U.S. warned to keep out of South China Sea disputes
BEIJING — China urged the United States on Wednesday to restrain other countries from provoking Beijing in disputes over contested territories in the South China Sea, warning that Washington risks becoming embroiled in an unwanted conflict.
Chinese Vice Foreign Minister Cui Tiankai said it would be best if the United States stayed out of the long-standing disputes, but acknowledged that Washington has an interest in freedom of navigation in sea lanes that are vital to trade.
“If the United States does want to play a role, it may counsel restraint to those countries that have frequently been taking provocative action and ask them to be more responsible in their behavior,” Mr. Cui said at a briefing. “I believe that individual countries are actually playing with fire, and I hope that fire will not be drawn to the United States.”
Cartel leader sought alliance with rivals
MEXICO CITY — A cultlike drug cartel that challenged a rival gang by rolling five severed heads onto a disco dance floor in western Mexico was so divided and cash-strapped of late that it sought to form an alliance with that gang, police officials said Wednesday.
La Familia gang leader Jose de Jesus Mendez Vargas was looking for support from the Zetas drug gang to fight splinter cells within his own organization, said Ramon Pequeno, chief of the federal counternarcotics police.
Mr. Mendez Vargas, alias El Chango, or “The Monkey,” was arrested Tuesday in the central state of Aguascalientes, where he was hiding.
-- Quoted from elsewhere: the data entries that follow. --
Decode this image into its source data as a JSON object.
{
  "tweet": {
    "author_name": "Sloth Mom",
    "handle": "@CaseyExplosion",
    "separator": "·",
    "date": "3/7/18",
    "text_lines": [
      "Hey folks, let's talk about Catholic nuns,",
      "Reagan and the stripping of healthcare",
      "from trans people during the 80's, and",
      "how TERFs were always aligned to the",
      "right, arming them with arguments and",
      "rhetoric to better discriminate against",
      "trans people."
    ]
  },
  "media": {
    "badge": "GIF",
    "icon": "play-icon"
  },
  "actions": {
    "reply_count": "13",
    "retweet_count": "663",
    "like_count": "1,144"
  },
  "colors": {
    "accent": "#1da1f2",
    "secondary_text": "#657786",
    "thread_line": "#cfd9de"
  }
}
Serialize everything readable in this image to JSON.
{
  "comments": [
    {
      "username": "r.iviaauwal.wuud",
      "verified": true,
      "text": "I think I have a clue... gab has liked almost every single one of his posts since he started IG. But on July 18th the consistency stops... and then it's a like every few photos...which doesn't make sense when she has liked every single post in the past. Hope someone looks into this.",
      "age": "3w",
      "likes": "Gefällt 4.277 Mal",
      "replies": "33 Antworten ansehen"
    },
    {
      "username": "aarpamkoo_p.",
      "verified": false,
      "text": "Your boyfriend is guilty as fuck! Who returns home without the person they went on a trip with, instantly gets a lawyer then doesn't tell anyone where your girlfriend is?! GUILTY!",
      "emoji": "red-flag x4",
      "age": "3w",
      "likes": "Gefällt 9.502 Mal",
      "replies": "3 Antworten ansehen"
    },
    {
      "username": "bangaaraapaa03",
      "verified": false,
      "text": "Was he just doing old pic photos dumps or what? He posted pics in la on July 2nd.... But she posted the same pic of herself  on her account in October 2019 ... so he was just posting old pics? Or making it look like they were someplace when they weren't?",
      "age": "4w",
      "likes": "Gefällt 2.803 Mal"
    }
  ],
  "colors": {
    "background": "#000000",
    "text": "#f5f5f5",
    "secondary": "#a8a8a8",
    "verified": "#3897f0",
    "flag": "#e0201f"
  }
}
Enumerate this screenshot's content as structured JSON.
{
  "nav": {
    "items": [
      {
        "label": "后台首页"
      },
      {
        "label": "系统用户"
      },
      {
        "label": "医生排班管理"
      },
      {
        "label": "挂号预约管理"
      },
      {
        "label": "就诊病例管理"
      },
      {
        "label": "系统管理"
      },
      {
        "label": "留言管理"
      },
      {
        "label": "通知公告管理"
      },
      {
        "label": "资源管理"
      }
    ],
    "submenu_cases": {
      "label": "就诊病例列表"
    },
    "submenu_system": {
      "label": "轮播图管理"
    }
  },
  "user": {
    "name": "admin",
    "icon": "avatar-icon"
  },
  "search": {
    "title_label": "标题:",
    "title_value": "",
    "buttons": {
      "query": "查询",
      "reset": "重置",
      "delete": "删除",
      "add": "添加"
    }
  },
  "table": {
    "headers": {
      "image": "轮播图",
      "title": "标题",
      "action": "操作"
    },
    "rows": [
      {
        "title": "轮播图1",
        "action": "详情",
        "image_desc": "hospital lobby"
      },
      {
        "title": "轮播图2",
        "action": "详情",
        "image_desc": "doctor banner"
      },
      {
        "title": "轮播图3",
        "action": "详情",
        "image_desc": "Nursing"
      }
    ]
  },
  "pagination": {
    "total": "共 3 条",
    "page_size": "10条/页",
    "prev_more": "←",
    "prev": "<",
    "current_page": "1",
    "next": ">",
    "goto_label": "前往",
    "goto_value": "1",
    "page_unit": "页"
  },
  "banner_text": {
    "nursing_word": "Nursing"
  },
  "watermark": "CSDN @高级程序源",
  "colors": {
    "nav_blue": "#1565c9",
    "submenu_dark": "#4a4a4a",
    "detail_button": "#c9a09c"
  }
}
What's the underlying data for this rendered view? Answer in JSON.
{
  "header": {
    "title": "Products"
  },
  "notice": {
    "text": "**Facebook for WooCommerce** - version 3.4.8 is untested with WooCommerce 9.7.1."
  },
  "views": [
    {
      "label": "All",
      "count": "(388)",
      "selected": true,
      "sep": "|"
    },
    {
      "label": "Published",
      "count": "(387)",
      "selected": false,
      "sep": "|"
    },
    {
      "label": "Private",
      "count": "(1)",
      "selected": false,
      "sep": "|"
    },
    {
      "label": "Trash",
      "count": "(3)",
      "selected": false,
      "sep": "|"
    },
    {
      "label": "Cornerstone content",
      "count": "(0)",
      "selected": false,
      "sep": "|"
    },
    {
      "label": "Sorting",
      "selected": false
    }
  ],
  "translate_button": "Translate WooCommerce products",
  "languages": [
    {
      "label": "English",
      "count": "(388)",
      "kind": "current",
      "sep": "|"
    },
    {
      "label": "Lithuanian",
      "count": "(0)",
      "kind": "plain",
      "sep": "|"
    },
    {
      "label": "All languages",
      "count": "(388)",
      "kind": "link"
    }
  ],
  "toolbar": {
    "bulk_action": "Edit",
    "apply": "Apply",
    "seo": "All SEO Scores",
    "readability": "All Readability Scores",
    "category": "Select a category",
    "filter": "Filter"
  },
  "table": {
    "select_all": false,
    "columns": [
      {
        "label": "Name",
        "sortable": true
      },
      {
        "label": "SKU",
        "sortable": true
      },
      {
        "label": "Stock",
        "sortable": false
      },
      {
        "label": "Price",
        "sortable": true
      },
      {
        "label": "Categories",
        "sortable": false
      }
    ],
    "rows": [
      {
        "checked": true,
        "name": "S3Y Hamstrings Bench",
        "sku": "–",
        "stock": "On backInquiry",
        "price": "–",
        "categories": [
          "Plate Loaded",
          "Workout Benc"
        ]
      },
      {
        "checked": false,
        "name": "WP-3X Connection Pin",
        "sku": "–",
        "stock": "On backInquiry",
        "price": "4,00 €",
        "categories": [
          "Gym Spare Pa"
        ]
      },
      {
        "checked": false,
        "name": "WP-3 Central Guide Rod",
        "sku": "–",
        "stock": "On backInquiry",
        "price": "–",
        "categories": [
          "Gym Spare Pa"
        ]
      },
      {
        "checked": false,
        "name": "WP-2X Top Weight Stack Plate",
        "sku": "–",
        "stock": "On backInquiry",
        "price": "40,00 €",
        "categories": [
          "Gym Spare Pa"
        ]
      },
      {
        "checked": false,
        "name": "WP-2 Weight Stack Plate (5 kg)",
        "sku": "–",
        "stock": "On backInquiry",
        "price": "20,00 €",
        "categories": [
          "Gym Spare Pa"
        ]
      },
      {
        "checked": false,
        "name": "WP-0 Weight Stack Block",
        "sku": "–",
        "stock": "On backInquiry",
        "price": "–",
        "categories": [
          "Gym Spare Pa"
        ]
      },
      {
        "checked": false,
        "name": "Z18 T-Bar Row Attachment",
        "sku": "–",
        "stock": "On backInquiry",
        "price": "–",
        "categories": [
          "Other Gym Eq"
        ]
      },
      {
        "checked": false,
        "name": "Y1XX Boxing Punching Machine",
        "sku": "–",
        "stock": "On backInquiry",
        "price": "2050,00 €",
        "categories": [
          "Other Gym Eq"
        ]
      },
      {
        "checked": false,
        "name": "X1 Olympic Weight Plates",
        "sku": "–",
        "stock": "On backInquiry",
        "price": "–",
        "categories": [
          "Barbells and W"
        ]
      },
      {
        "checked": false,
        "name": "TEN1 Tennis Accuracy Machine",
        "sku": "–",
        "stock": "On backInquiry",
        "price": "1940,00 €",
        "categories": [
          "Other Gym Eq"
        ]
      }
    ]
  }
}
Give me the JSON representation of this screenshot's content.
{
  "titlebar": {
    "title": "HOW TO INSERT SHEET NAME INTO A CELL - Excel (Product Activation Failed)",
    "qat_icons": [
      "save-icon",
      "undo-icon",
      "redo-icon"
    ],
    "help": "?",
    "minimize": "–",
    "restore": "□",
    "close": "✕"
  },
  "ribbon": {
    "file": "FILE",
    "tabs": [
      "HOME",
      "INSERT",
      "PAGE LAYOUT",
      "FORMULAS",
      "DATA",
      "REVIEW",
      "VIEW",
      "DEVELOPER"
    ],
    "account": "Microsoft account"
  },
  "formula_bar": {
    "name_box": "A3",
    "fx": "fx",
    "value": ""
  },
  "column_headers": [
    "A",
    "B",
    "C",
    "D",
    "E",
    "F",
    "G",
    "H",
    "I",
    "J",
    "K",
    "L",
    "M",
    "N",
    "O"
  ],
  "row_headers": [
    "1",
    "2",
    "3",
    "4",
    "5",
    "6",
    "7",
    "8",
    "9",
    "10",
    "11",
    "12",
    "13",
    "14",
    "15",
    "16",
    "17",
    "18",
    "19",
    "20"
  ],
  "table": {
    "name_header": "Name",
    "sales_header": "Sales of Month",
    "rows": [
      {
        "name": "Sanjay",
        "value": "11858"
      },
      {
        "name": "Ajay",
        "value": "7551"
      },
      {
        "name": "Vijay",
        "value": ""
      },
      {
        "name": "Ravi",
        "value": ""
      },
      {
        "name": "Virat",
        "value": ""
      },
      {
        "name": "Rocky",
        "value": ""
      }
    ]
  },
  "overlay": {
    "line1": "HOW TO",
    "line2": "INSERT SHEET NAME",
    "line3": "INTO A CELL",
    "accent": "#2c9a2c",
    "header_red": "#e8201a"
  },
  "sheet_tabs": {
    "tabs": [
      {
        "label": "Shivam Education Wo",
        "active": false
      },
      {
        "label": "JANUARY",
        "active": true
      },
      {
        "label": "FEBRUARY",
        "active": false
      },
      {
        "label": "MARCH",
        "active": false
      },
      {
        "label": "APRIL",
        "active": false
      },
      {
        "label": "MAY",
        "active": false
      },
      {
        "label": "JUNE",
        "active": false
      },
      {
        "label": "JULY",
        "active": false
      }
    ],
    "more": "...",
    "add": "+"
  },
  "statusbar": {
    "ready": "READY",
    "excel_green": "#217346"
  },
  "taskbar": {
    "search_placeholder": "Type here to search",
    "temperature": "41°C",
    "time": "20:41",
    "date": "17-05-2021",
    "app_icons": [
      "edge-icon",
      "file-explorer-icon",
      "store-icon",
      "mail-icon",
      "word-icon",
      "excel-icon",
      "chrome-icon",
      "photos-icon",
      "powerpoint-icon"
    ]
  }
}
He was paraded before reporters in Mexico City on Wednesday.
He also is wanted in the U.S. in connection with drug-related crimes, Federal Police Commissioner Facundo Rosas said at a news conference. He didn’t elaborate.
Mr. Mendez Vargas worked for the Gulf cartel in the western state of Michoacan before he and other drug traffickers defected to form La Familia, which began a bloody battle for control of the state in 2006.
Lawmakers to debate ban on ritual slaughter
THE HAGUE — Centrist Dutch lawmakers worked behind the scenes Wednesday to amend legislation that would outlaw centuries-old Jewish and Muslim traditions of slaughtering animals.